Jennifer, a freshman in high school, talked to her parents about choosing a PE class.
“I hated PE,” her mom said. “We spent half the time doing exercises like jumping jacks. Then we picked teams and I was always chosen last.”
“Boys didn’t have it any better,” her dad said. “When we played basketball, I never got to shoot because the better players wouldn’t pass me the ball.” Jennifer looked at her course outline. “I have to take Freshman Fitness this semester, but after that I get to choose. I can take weight training, aerobics, racquet sports, or even outdoor education. That sounds cool–we get to go hiking, backpacking, and rock climbing!”
“No basketball?” her dad asked.
“Oh, sure,” Jennifer said. “That, and volleyball, lacrosse, and soccer. And baseball in the spring.”
The New PE
A 2001 report by the U.S. Surgeon General found that 14 percent of the teens in the United States are overweight. Only one in four teens takes part in daily physical education classes at school. In light of this report, many physical education teachers are trying out new ways to teach teens about their bodies.
One of the pioneers of the New PE movement is Phil Lawler, the physical education district coordinator in Naperville, Illinois. In an interview on the The NewsHour with Jim Lehrer, he said that traditional PE classes focused on the varsity athletes, who made up only about 30 percent of the student population. Lawler decided to concentrate on the 70 percent of students who aren’t varsity athletes.
Mary Ann Briggs, head of the physical education department at Fairview High School in Boulder, Colorado, is another teacher who uses the New PE in her classes. She offers students classes that are fun and encourage healthy, active lifestyles. “In traditional PE, if you weren’t good at the sport, you didn’t get a workout,” she says. “Many kids just stood around the whole period.”
A New Attitude
Briggs teaches an aerobics class where students move to music to get into shape.
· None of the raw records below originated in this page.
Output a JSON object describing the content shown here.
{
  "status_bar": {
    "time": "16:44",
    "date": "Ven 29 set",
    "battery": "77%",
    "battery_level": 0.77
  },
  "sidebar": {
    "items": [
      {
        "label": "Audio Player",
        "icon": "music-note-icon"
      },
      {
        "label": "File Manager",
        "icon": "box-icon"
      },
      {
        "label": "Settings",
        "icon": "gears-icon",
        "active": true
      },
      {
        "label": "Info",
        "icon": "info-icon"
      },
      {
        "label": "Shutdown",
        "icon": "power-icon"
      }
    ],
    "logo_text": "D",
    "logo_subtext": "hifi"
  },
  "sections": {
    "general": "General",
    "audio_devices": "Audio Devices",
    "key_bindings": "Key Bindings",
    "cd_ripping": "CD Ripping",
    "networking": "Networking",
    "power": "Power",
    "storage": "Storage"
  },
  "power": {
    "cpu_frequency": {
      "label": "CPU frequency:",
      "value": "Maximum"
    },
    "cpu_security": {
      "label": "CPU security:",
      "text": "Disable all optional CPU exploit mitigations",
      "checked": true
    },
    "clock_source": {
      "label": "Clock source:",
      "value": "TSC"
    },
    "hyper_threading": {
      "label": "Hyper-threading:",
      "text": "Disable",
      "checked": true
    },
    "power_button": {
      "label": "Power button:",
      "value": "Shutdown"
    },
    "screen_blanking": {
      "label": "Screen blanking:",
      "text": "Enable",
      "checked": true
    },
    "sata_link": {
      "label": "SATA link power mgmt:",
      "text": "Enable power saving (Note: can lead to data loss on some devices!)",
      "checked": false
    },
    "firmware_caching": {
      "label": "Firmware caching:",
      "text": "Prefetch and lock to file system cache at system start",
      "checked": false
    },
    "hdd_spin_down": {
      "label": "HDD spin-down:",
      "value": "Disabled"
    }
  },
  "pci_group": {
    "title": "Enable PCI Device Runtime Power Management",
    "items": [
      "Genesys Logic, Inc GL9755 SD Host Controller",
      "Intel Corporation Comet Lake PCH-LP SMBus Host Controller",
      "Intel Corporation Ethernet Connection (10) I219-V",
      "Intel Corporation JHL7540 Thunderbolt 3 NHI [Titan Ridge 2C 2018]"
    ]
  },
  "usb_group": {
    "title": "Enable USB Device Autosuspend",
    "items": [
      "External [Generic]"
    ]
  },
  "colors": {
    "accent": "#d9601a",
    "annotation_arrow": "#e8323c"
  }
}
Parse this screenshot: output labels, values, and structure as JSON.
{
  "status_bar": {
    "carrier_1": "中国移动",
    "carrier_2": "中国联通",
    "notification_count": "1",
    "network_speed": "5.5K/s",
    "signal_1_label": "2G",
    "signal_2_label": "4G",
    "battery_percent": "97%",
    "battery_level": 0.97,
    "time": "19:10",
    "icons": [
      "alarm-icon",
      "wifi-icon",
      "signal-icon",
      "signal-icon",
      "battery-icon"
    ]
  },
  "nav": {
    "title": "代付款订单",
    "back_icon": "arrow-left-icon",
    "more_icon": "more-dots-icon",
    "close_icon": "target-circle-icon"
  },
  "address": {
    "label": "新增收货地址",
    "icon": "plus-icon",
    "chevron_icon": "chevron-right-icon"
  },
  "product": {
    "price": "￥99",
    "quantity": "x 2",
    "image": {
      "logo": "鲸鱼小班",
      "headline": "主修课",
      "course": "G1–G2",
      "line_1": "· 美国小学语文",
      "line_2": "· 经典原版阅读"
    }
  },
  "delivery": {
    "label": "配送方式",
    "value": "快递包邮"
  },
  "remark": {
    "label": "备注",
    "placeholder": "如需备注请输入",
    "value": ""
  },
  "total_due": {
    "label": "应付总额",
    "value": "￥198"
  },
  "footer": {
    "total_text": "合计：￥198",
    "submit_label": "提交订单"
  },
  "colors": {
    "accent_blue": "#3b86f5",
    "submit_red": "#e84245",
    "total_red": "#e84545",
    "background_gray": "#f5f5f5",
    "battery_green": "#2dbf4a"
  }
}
One of her students told her, “It’s the first PE class I’ve ever enjoyed.”
“These classes are not competitive,” Briggs said, referring to the New PE classes. “They give students skills they can use throughout life. No team or equipment is needed. I even have students taking more than the required PE.”
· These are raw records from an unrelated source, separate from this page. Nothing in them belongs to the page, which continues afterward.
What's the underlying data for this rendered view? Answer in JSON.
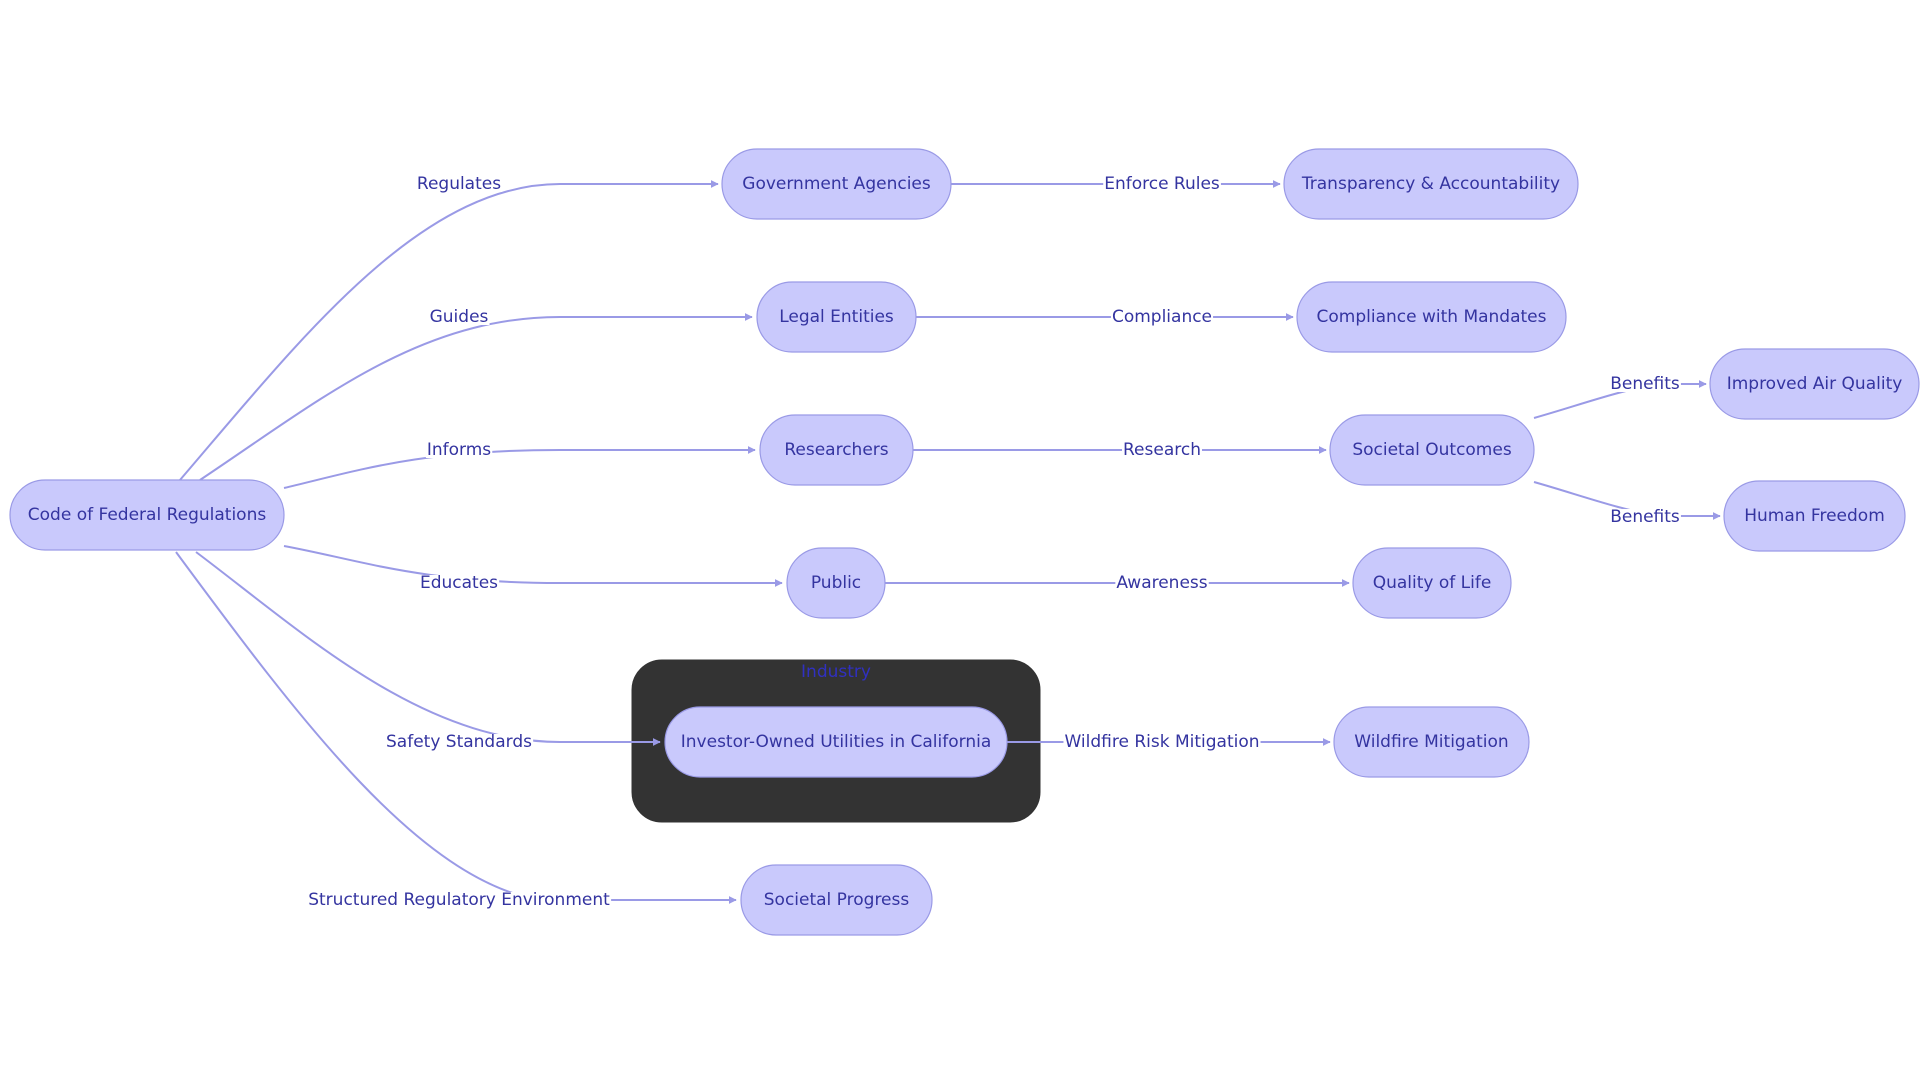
{
  "colors": {
    "node_fill": "#c9c9fc",
    "node_border": "#9a9ae6",
    "edge": "#9a9ae6",
    "text": "#3434a0",
    "cluster_fill": "#333333",
    "cluster_label": "#3030c0",
    "background": "#ffffff"
  },
  "cluster": {
    "id": "industry",
    "label": "Industry"
  },
  "nodes": {
    "cfr": "Code of Federal Regulations",
    "gov": "Government Agencies",
    "trans": "Transparency & Accountability",
    "legal": "Legal Entities",
    "compl": "Compliance with Mandates",
    "res": "Researchers",
    "socout": "Societal Outcomes",
    "iaq": "Improved Air Quality",
    "hf": "Human Freedom",
    "public": "Public",
    "qol": "Quality of Life",
    "iou": "Investor-Owned Utilities in California",
    "wm": "Wildfire Mitigation",
    "sp": "Societal Progress"
  },
  "edges": [
    {
      "from": "cfr",
      "to": "gov",
      "label": "Regulates"
    },
    {
      "from": "cfr",
      "to": "legal",
      "label": "Guides"
    },
    {
      "from": "cfr",
      "to": "res",
      "label": "Informs"
    },
    {
      "from": "cfr",
      "to": "public",
      "label": "Educates"
    },
    {
      "from": "cfr",
      "to": "iou",
      "label": "Safety Standards"
    },
    {
      "from": "cfr",
      "to": "sp",
      "label": "Structured Regulatory Environment"
    },
    {
      "from": "gov",
      "to": "trans",
      "label": "Enforce Rules"
    },
    {
      "from": "legal",
      "to": "compl",
      "label": "Compliance"
    },
    {
      "from": "res",
      "to": "socout",
      "label": "Research"
    },
    {
      "from": "socout",
      "to": "iaq",
      "label": "Benefits"
    },
    {
      "from": "socout",
      "to": "hf",
      "label": "Benefits"
    },
    {
      "from": "public",
      "to": "qol",
      "label": "Awareness"
    },
    {
      "from": "iou",
      "to": "wm",
      "label": "Wildfire Risk Mitigation"
    }
  ]
}
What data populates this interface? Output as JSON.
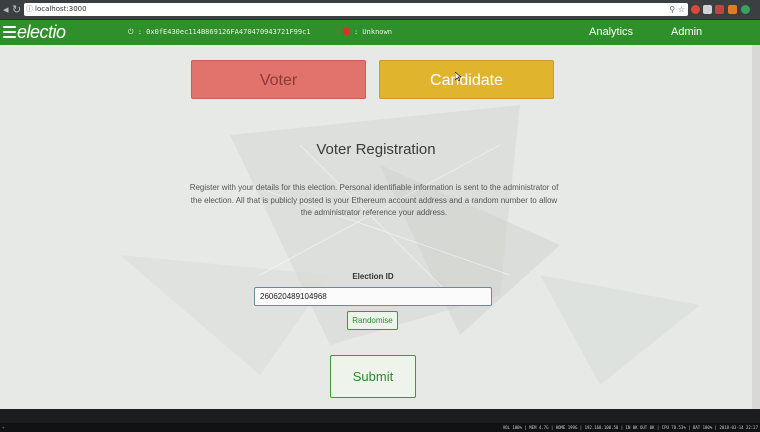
{
  "browser": {
    "url": "localhost:3000",
    "info_icon": "info-icon",
    "search_icon": "zoom-icon",
    "star_icon": "star-icon"
  },
  "navbar": {
    "brand": "electio",
    "account_address": "⏻  : 0x0fE430ec114B869126FA470470943721F99c1",
    "status_label": ": Unknown",
    "links": [
      "Analytics",
      "Admin"
    ],
    "bg_color": "#2f8f2a"
  },
  "roles": {
    "voter_label": "Voter",
    "candidate_label": "Candidate",
    "voter_color": "#e2736c",
    "candidate_color": "#e1b42e"
  },
  "main": {
    "title": "Voter Registration",
    "description": "Register with your details for this election. Personal identifiable information is sent to the administrator of the election. All that is publicly posted is your Ethereum account address and a random number to allow the administrator reference your address.",
    "election_id_label": "Election ID",
    "election_id_value": "260620489104968",
    "randomise_label": "Randomise",
    "submit_label": "Submit"
  },
  "taskbar": {
    "left": "+",
    "status": "VOL 100% | MEM 4.7G | HOME 199G | 192.168.100.58 | IN 0K OUT 0K | CPU 78.53% | BAT 100% | 2018-03-14 22:27"
  }
}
The activities for the New PE are ones that all kids can participate in, not just the varsity athletes. Besides fitness, these activities include kick-boxing, rock-wall climbing, mountain biking, and downhill skiing. Some gyms even resemble circuses, where students juggle, ride unicycles, and jump rope.
Not only do the classes have a new attitude, but the gyms also reflect the changes. Today’s visitor might mistake a high school gym for the local health club. The room is filled with free weights and machines, with students pursuing, individual activities.
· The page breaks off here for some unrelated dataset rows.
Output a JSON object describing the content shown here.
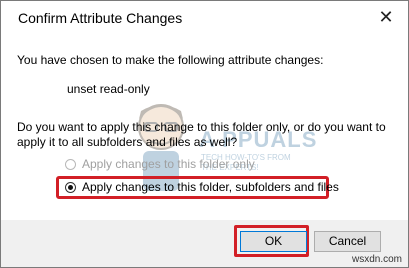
{
  "dialog": {
    "title": "Confirm Attribute Changes",
    "close_glyph": "✕"
  },
  "content": {
    "line1": "You have chosen to make the following attribute changes:",
    "change": "unset read-only",
    "question_line1": "Do you want to apply this change to this folder only, or do you want to",
    "question_line2": "apply it to all subfolders and files as well?"
  },
  "options": [
    {
      "label": "Apply changes to this folder only",
      "selected": false,
      "enabled": false
    },
    {
      "label": "Apply changes to this folder, subfolders and files",
      "selected": true,
      "enabled": true
    }
  ],
  "buttons": {
    "ok": "OK",
    "cancel": "Cancel"
  },
  "watermark": {
    "brand": "A PPUALS",
    "tagline_1": "TECH HOW-TO'S FROM",
    "tagline_2": "THE EXPERTS!"
  },
  "site": "wsxdn.com",
  "colors": {
    "highlight": "#d21f26",
    "ok_border": "#0078d7",
    "footer_bg": "#f0f0f0"
  }
}
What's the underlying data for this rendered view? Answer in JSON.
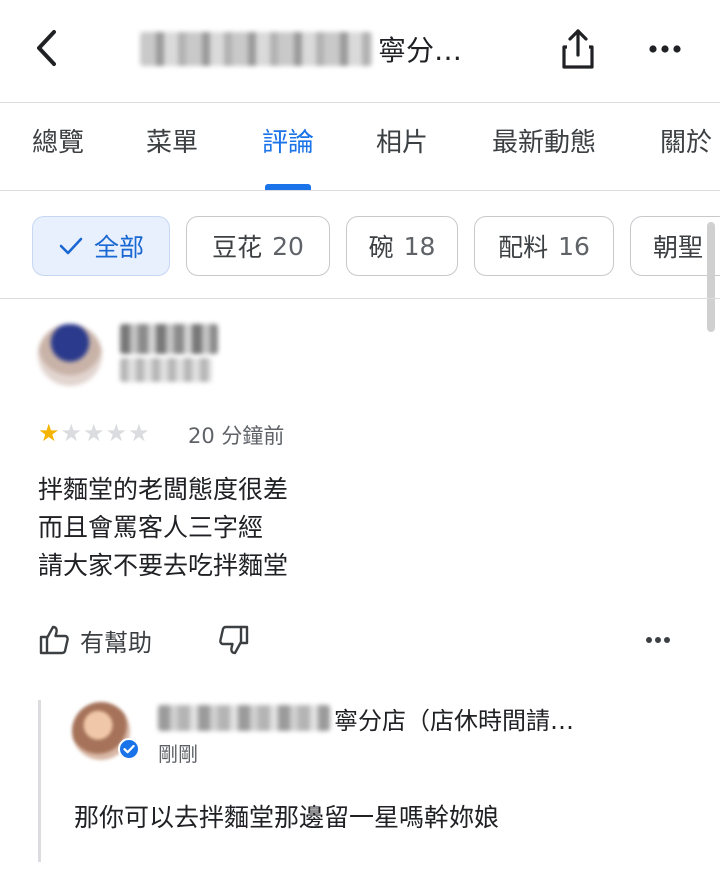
{
  "header": {
    "title_suffix": "寧分…",
    "back_icon": "chevron-left-icon",
    "share_icon": "share-icon",
    "more_icon": "more-horizontal-icon"
  },
  "tabs": [
    {
      "label": "總覽",
      "active": false
    },
    {
      "label": "菜單",
      "active": false
    },
    {
      "label": "評論",
      "active": true
    },
    {
      "label": "相片",
      "active": false
    },
    {
      "label": "最新動態",
      "active": false
    },
    {
      "label": "關於",
      "active": false
    }
  ],
  "chips": [
    {
      "label": "全部",
      "count": "",
      "selected": true
    },
    {
      "label": "豆花",
      "count": "20",
      "selected": false
    },
    {
      "label": "碗",
      "count": "18",
      "selected": false
    },
    {
      "label": "配料",
      "count": "16",
      "selected": false
    },
    {
      "label": "朝聖",
      "count": "",
      "selected": false
    }
  ],
  "review": {
    "rating": 1,
    "max_rating": 5,
    "time": "20 分鐘前",
    "lines": [
      "拌麵堂的老闆態度很差",
      "而且會罵客人三字經",
      "請大家不要去吃拌麵堂"
    ],
    "helpful_label": "有幫助"
  },
  "owner_reply": {
    "name_suffix": "寧分店（店休時間請…",
    "time": "剛剛",
    "text": "那你可以去拌麵堂那邊留一星嗎幹妳娘"
  },
  "colors": {
    "accent": "#1a73e8",
    "star": "#f4b400",
    "chip_selected_bg": "#e8f0fe"
  }
}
Chris Moser, 15, is a student at Standley Lake High School in Westminster, Colorado. He’s on the varsity baseball team, but he also takes a fitness class. “I know I’m getting stronger,” he says about the class, “and I have more energy for baseball.”
What About Team Sports?
Briggs emphasizes that team sports are not forgotten in the New PE. “In Colorado, the state PE standards require three components: individual activities, team sports, and fitness training.” The New PE calls for smaller teams, which gives more chances for everyone to practice the skills. The baseball “klutz” is no longer banished to left field.
In team sports, players may be graded on whether they make a hit or a basket, on whether their team wins or loses. In the New PE, students can be graded on how well they stay within their target heart rate zones, and by how much they improve their cardiovascular fitness. In contrast to team sports, students are graded on individual improvement; they compete only with themselves.
Chris Moser thinks that, while many kids still like team sports, offering fitness classes gets more students involved in PE. “We’re only required to take one semester of PE, but I will take more,” he says. He thinks he’ll continue to do some sort of fitness workouts after he graduates.
Fitting PE In
Despite all the interest in preparing students for lifetime fitness, schools find that adding more PE to the curriculum is difficult. In order to give teachers more time to prepare their classes for the state- and federal-mandated academic competency tests, many school districts have had to reduce the amount of PE that students are required to take. Most high school students now take only one year of PE between 9th and 12th grades (One of the amazing PE activities is sewing/quilting/embroidering that helps students enhance their clever ability – said SewDone.com, the janome sewing machine reviews website.
Lawler says these policies are a mistake. Recent brain research shows that the brain functions better after exercise. He points out that in Naperville, where students had daily PE classes, they scored first internationally in science and sixth in math.
Don’t be left out of the New PE. It’s time you poked your head inside the gym!
DESIGN Your Own PE PROGRAM
Imagine that you’re a high school PE teacher. What kind of a program would you design to appeal to a student like yourself? In choosing activities, think about which ones you can continue to do after you graduate, which ones you can afford, and which ones you like.
Include some activities from each area:
Aerobic activities include: Jogging Dancing Bicycling Swimming Weight training activities include: Free weights Machines Team and doubles sports include: Baseball Soccer Racquetball Tennis Individual sports include: Rock climbing Archery Kickboxing Self-defense